“Community engagement” is the expression that often pops up. It is a principle that obviously applies also to Italy where Enel can boast the project for the conversion of 23 thermal power stations, which is also a major listening and involvement effort with local communities. Valeria Bracciale, Environmental Policies at Enel, discussed it in Milan; among the Circular Economy projects, she also mentioned the work started by Procurement on suppliers to spread a culture of circularity throughout the supply chain. “Enel has been included by the World Economic Forum among the six multinationals most active in the world on the Circular Economy issue.”
And we are the only utility and the only Italian company in the Fortune ranking of the top 50 companies that are changing the world, stresses Vanessa Tedeschi, Environmental Policies at Enel.
Innovation is the key element to making the business increasingly sustainable. In Milan, Cinzia Corsetti, Head of Sustainability Italy at Enel, presented Enel’s most cutting-edge projects, for example in electric mobility, including the V2G technology, which will transform the e-car into a battery, an innovative system that Enel is developing abroad (Denmark) because the regulatory path in Italy is still at its initial stages.
A good example are the initiatives of creating shared value launched in Abruzzo after the earthquake and snow emergency to promote youth employment and to support socio-economic recovery.
There was also space to tell the story of an initiative just launched at Enel and developed as a startup. Giovanni Pepicelli, Digital Transformation, Global ICT at Enel, and team leader of the startup, explained that Powergift transforms solar energy into charity: those who produce more photovoltaic energy than they consume can give it to those who need it.
Diversity and inclusion
As demonstrated by the 17 UN goals, sustainability can take many shapes, each of which is different yet interconnected. For example, diversity and inclusion. “Diversity is good for business,” explained Iliana Totaro, Head of People Care and Diversity Management at Enel. A research study carried out by the Bocconi University a couple of years ago showed an increase in productivity for companies after the entrance of women directors in the BoD as a result of the Golfo-Mosca Act in Italy. From this point of view too, Enel is leading the way: “In all recruiting processes at Enel today, we set the goal of having an equal number of men and women in our selection pools and for this reason we actively promote the participation of women in STEM disciplines and parenthood as a gym that trains in skills useful to business.”
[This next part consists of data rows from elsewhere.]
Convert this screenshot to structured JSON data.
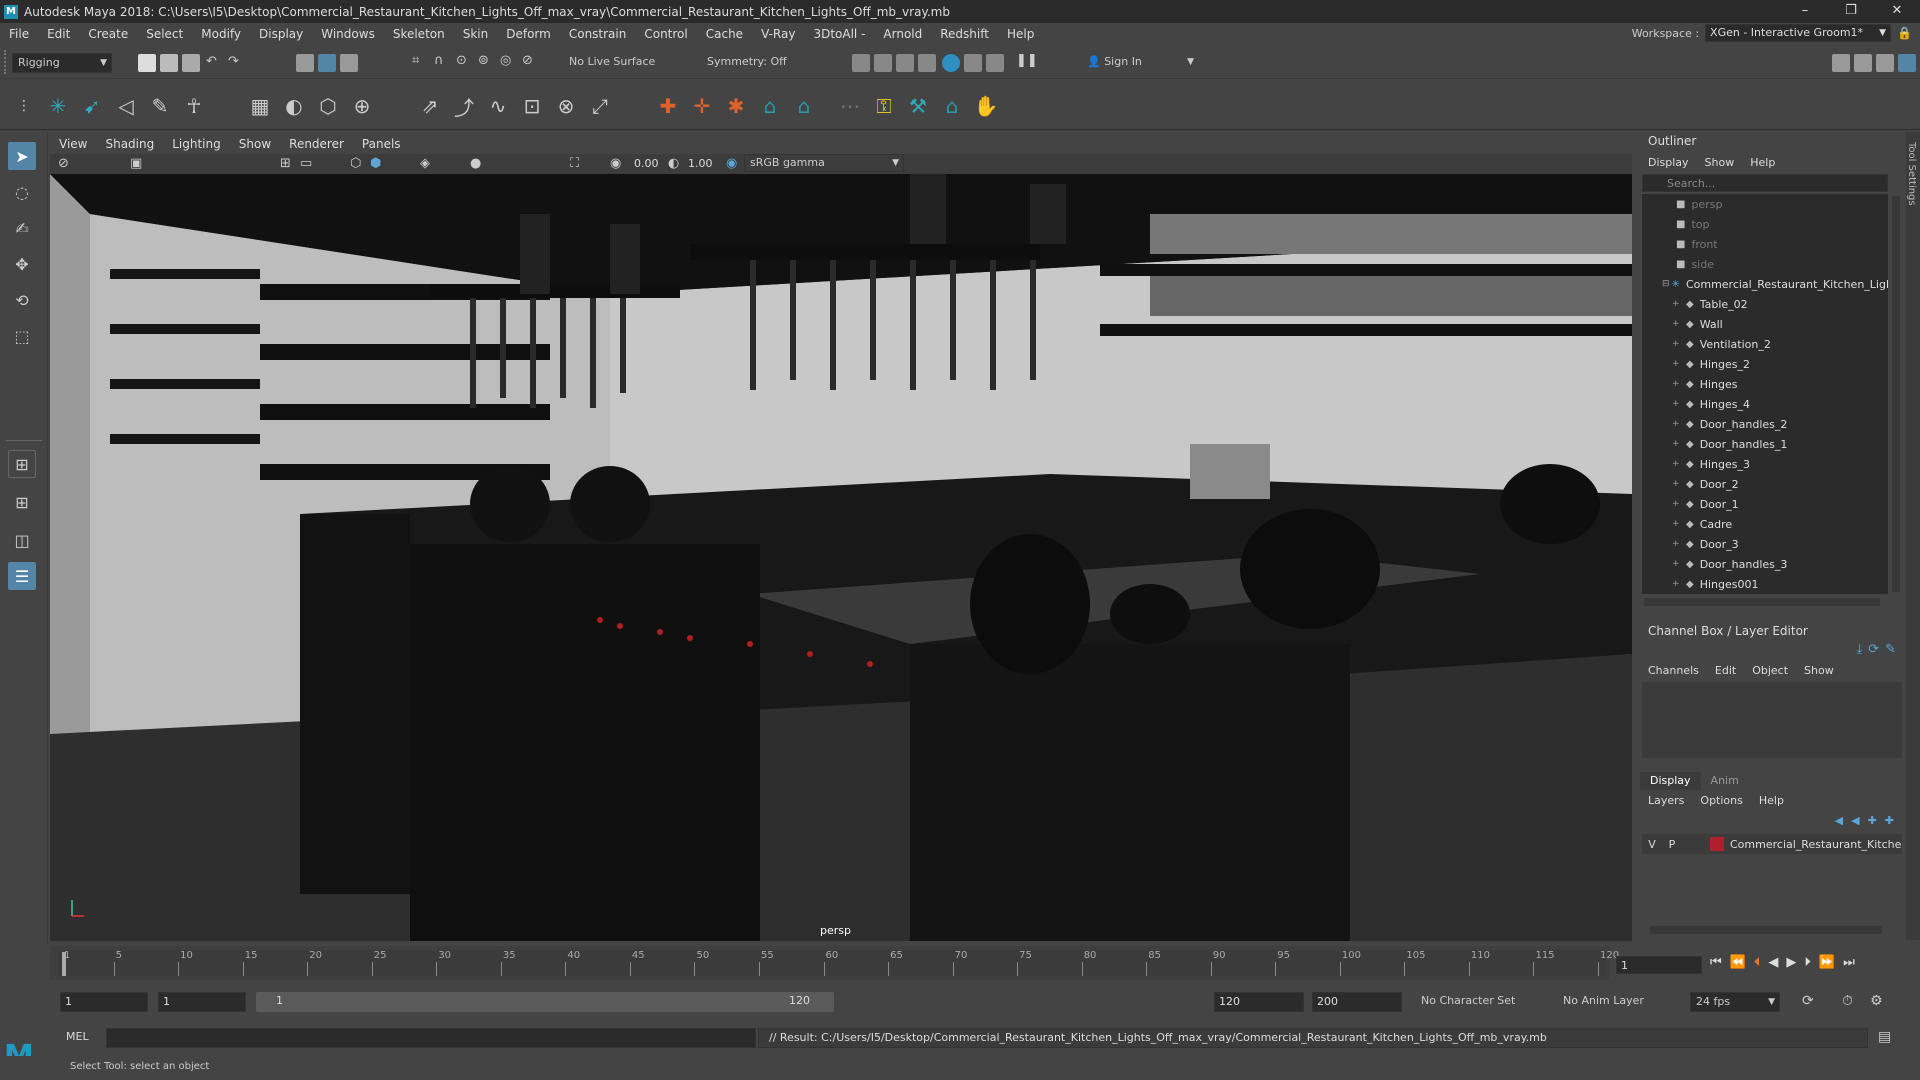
{
  "window": {
    "title": "Autodesk Maya 2018: C:\\Users\\I5\\Desktop\\Commercial_Restaurant_Kitchen_Lights_Off_max_vray\\Commercial_Restaurant_Kitchen_Lights_Off_mb_vray.mb",
    "logo": "M"
  },
  "menubar": [
    "File",
    "Edit",
    "Create",
    "Select",
    "Modify",
    "Display",
    "Windows",
    "Skeleton",
    "Skin",
    "Deform",
    "Constrain",
    "Control",
    "Cache",
    "V-Ray",
    "3DtoAll -",
    "Arnold",
    "Redshift",
    "Help"
  ],
  "workspace": {
    "label": "Workspace :",
    "value": "XGen - Interactive Groom1*"
  },
  "statusline": {
    "menuset": "Rigging",
    "live_surface": "No Live Surface",
    "symmetry": "Symmetry: Off",
    "sign_in": "Sign In"
  },
  "panel": {
    "menus": [
      "View",
      "Shading",
      "Lighting",
      "Show",
      "Renderer",
      "Panels"
    ],
    "exposure": "0.00",
    "gamma": "1.00",
    "color_space": "sRGB gamma",
    "camera_label": "persp"
  },
  "outliner": {
    "title": "Outliner",
    "menus": [
      "Display",
      "Show",
      "Help"
    ],
    "search_placeholder": "Search...",
    "items": [
      {
        "label": "persp",
        "kind": "camera"
      },
      {
        "label": "top",
        "kind": "camera"
      },
      {
        "label": "front",
        "kind": "camera"
      },
      {
        "label": "side",
        "kind": "camera"
      },
      {
        "label": "Commercial_Restaurant_Kitchen_Ligh",
        "kind": "root"
      },
      {
        "label": "Table_02",
        "kind": "mesh"
      },
      {
        "label": "Wall",
        "kind": "mesh"
      },
      {
        "label": "Ventilation_2",
        "kind": "mesh"
      },
      {
        "label": "Hinges_2",
        "kind": "mesh"
      },
      {
        "label": "Hinges",
        "kind": "mesh"
      },
      {
        "label": "Hinges_4",
        "kind": "mesh"
      },
      {
        "label": "Door_handles_2",
        "kind": "mesh"
      },
      {
        "label": "Door_handles_1",
        "kind": "mesh"
      },
      {
        "label": "Hinges_3",
        "kind": "mesh"
      },
      {
        "label": "Door_2",
        "kind": "mesh"
      },
      {
        "label": "Door_1",
        "kind": "mesh"
      },
      {
        "label": "Cadre",
        "kind": "mesh"
      },
      {
        "label": "Door_3",
        "kind": "mesh"
      },
      {
        "label": "Door_handles_3",
        "kind": "mesh"
      },
      {
        "label": "Hinges001",
        "kind": "mesh"
      }
    ]
  },
  "channelbox": {
    "title": "Channel Box / Layer Editor",
    "menus": [
      "Channels",
      "Edit",
      "Object",
      "Show"
    ],
    "tabs": [
      "Display",
      "Anim"
    ],
    "layer_menus": [
      "Layers",
      "Options",
      "Help"
    ],
    "layer": {
      "v": "V",
      "p": "P",
      "name": "Commercial_Restaurant_Kitche",
      "color": "#b0202c"
    }
  },
  "timeline": {
    "ticks": [
      "1",
      "5",
      "10",
      "15",
      "20",
      "25",
      "30",
      "35",
      "40",
      "45",
      "50",
      "55",
      "60",
      "65",
      "70",
      "75",
      "80",
      "85",
      "90",
      "95",
      "100",
      "105",
      "110",
      "115",
      "120"
    ],
    "current_frame": "1"
  },
  "range": {
    "start": "1",
    "anim_start": "1",
    "slider_start": "1",
    "slider_end": "120",
    "end": "120",
    "anim_end": "200",
    "character_set": "No Character Set",
    "anim_layer": "No Anim Layer",
    "fps": "24 fps"
  },
  "command": {
    "label": "MEL",
    "result": "// Result: C:/Users/I5/Desktop/Commercial_Restaurant_Kitchen_Lights_Off_max_vray/Commercial_Restaurant_Kitchen_Lights_Off_mb_vray.mb"
  },
  "helpline": {
    "text": "Select Tool: select an object"
  },
  "right_strip": {
    "label": "Tool Settings"
  },
  "colors": {
    "accent": "#5285a6",
    "bg": "#444444",
    "dark": "#2b2b2b"
  }
}
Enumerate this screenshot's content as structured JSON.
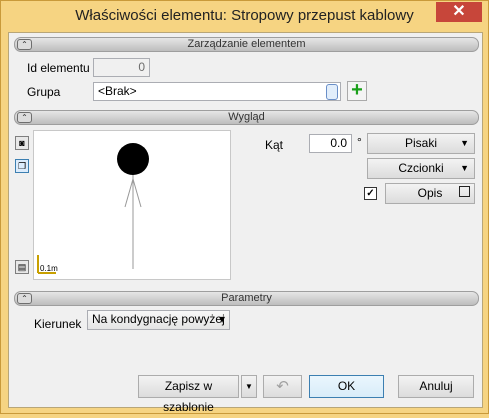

Finally, in the course of the two days at the Bocconi University, the impact of new major legislation was also discussed. For example, Law 125 of 2014 on social cooperation, which under Article 23 enhances the role of private enterprises or Legislative Decree 254/2016 on non-financial disclosure, which entered into force in January 2017. According to Giulia Genuardi, Head of Sustainability Planning and Performance Management at Enel, this is “a further step forward in defining a sustainable model that combines operational and economic factors with environmental, social and governance ones. It is a challenge that calls for the collaboration of everyone at the company, but especially between companies and supervisory bodies, such as auditors and Consob.”